● **What to produce**
If a line in the data below includes the string "average", please return a copy of it.

● **Data for review**
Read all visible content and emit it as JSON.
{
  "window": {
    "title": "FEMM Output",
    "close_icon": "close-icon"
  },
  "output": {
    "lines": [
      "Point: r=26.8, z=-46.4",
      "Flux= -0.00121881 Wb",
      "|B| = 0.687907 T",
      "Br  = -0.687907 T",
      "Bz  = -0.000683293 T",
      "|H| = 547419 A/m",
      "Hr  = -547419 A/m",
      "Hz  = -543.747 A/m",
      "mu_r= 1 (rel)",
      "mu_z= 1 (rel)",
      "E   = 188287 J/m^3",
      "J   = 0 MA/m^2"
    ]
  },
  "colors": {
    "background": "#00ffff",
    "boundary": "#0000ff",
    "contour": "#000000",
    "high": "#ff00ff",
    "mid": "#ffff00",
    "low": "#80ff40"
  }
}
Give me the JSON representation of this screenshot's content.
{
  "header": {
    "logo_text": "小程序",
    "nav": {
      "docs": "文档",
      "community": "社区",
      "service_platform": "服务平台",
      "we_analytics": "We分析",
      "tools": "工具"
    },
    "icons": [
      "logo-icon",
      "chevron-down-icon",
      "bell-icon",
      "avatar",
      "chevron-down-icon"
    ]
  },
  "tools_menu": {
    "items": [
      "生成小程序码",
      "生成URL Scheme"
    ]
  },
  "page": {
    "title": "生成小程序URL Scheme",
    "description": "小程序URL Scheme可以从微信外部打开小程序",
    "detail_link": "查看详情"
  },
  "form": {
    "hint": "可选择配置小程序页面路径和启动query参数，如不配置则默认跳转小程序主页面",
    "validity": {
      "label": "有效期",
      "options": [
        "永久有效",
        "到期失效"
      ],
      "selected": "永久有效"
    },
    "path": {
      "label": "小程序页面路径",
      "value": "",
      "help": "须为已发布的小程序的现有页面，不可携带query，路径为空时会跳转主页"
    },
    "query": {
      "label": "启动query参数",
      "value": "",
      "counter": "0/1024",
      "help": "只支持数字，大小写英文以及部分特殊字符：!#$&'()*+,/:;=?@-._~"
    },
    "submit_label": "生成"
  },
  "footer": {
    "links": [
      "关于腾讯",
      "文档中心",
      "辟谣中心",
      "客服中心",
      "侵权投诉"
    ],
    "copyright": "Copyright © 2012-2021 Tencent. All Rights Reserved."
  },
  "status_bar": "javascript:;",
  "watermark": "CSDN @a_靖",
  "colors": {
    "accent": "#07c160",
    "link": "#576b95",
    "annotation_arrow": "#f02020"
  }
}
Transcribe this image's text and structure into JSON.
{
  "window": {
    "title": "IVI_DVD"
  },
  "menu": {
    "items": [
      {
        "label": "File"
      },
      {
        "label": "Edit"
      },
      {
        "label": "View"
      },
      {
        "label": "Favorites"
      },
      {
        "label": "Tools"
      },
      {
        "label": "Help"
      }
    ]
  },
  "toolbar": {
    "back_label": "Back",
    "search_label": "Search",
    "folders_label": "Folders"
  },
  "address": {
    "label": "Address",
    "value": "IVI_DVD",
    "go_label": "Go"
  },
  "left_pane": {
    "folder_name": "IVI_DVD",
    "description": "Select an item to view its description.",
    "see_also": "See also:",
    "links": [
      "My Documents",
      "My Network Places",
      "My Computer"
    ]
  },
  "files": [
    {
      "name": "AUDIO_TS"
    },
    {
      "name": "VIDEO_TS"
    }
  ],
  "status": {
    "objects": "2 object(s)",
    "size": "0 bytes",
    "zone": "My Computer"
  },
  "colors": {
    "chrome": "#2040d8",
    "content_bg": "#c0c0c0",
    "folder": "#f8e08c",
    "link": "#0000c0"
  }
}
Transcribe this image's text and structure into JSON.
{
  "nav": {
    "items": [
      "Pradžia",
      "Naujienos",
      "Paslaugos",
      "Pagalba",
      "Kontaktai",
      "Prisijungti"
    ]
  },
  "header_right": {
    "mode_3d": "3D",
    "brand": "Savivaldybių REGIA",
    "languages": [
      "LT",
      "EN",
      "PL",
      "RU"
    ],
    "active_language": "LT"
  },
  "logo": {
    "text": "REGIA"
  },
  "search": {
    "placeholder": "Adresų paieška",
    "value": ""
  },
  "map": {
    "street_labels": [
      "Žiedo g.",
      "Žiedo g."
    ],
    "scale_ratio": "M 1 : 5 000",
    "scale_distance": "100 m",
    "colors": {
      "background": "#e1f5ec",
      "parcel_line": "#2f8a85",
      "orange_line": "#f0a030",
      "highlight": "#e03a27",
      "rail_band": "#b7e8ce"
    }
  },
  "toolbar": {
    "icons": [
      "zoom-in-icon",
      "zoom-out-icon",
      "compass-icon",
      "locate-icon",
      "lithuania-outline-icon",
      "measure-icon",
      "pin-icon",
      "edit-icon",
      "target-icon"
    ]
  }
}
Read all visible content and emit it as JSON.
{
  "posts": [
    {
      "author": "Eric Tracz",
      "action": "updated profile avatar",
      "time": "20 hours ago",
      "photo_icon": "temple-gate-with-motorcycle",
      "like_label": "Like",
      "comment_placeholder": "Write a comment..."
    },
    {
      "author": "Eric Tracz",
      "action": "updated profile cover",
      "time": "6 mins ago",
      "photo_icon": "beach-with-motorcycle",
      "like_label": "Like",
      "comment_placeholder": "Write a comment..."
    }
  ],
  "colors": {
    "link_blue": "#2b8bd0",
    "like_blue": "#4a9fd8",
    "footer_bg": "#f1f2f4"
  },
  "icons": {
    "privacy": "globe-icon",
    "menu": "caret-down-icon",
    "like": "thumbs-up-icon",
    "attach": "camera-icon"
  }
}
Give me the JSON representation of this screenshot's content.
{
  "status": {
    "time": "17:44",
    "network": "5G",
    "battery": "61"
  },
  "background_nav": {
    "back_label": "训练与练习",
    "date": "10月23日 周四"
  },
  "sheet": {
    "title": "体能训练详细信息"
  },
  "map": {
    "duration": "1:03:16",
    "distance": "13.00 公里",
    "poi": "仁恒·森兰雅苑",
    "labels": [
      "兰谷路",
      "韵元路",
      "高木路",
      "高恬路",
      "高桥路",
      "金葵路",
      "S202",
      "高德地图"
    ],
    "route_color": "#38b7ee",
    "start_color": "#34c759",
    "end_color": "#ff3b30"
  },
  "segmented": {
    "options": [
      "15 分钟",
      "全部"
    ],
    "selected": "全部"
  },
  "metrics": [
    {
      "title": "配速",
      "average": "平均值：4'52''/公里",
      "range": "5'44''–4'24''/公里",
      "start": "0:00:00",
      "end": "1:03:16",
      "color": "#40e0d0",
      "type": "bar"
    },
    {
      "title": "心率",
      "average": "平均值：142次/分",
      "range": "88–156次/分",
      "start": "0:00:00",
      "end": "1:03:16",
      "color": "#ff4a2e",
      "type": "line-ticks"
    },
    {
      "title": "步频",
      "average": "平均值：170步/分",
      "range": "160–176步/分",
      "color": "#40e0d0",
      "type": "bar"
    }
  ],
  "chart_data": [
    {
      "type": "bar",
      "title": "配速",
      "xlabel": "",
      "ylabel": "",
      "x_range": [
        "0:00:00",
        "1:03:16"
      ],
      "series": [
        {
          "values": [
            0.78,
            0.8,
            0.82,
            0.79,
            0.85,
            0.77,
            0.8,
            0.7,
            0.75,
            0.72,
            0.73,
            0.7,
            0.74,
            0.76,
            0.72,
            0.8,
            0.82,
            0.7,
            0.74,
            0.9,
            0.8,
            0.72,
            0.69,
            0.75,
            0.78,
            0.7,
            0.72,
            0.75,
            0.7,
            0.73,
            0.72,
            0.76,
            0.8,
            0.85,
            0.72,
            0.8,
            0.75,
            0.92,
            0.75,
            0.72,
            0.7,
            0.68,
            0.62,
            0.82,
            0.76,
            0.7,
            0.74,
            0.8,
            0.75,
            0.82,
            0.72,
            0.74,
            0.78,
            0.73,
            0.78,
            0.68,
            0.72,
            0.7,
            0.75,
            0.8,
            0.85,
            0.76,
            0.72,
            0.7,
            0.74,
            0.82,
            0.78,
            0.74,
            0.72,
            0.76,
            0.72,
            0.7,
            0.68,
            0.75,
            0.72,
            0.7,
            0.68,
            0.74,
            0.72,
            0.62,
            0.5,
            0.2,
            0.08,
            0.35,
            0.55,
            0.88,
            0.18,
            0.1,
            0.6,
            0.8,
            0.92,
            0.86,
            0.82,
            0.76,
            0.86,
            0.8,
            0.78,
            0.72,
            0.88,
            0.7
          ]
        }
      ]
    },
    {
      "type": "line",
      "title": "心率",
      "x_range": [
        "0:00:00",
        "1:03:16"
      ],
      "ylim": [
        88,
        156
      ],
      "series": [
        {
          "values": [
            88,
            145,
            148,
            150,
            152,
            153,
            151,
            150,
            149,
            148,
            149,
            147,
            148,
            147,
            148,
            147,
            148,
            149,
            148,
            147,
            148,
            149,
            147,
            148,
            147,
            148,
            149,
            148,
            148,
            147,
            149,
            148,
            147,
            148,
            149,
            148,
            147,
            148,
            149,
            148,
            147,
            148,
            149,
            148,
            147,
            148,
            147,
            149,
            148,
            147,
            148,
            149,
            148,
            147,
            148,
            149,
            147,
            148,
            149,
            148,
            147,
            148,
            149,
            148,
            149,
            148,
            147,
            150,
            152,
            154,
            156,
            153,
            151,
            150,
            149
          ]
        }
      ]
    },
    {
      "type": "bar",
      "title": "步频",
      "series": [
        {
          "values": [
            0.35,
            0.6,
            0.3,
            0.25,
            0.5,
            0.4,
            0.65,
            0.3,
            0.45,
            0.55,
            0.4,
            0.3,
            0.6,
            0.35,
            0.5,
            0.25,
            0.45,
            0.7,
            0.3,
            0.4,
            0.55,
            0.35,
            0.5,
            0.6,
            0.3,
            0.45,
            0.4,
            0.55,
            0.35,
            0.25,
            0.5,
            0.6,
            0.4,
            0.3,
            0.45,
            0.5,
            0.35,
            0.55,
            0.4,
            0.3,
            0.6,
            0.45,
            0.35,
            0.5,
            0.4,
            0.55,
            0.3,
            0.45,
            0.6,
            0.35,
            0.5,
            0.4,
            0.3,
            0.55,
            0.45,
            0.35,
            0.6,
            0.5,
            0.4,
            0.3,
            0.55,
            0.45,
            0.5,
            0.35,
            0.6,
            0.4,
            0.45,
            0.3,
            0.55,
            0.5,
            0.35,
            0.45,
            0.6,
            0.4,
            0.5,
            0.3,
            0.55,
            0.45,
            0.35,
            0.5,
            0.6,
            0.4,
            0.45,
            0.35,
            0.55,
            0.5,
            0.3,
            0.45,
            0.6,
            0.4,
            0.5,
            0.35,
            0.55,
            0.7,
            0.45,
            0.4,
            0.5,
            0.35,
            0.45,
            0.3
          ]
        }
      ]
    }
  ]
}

● **Exercise output**
      "average": "平均值：4'52''/公里",
      "average": "平均值：142次/分",
      "average": "平均值：170步/分",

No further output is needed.